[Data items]
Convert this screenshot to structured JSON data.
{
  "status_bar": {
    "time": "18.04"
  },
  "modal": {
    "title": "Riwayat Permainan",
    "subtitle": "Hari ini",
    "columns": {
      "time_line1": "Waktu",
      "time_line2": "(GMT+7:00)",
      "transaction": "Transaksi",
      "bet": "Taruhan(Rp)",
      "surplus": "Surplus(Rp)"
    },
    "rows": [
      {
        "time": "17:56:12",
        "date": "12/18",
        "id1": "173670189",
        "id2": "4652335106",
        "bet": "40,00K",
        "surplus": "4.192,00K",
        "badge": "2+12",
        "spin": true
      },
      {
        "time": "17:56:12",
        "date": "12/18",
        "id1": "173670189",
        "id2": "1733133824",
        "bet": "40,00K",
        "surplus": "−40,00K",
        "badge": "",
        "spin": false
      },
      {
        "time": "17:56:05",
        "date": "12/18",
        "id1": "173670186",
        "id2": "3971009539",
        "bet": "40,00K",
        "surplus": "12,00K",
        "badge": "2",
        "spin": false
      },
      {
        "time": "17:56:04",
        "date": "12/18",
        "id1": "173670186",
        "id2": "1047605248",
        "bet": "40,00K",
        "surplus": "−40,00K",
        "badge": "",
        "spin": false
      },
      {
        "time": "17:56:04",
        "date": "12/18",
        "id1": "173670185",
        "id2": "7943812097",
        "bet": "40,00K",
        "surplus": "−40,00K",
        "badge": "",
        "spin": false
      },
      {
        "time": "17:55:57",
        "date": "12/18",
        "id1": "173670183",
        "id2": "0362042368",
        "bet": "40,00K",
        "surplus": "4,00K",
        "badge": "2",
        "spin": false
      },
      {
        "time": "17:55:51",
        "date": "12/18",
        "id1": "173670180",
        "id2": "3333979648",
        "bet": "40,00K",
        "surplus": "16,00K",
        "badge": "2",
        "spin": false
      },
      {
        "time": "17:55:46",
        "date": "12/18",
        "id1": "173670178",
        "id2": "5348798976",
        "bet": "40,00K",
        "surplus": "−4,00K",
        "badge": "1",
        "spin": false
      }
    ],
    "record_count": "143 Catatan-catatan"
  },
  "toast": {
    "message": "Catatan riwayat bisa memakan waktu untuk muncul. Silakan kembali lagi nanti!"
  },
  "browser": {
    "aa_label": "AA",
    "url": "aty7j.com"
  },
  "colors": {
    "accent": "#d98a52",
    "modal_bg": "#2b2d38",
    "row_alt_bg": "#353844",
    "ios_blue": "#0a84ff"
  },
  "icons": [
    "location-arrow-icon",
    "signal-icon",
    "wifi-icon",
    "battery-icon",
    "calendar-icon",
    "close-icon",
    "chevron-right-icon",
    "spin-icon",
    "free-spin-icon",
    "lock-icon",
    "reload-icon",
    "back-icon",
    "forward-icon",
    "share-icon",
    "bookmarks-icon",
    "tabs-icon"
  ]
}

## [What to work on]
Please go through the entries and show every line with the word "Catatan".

## [Answer to the exercise]
    "record_count": "143 Catatan-catatan"
    "message": "Catatan riwayat bisa memakan waktu untuk muncul. Silakan kembali lagi nanti!"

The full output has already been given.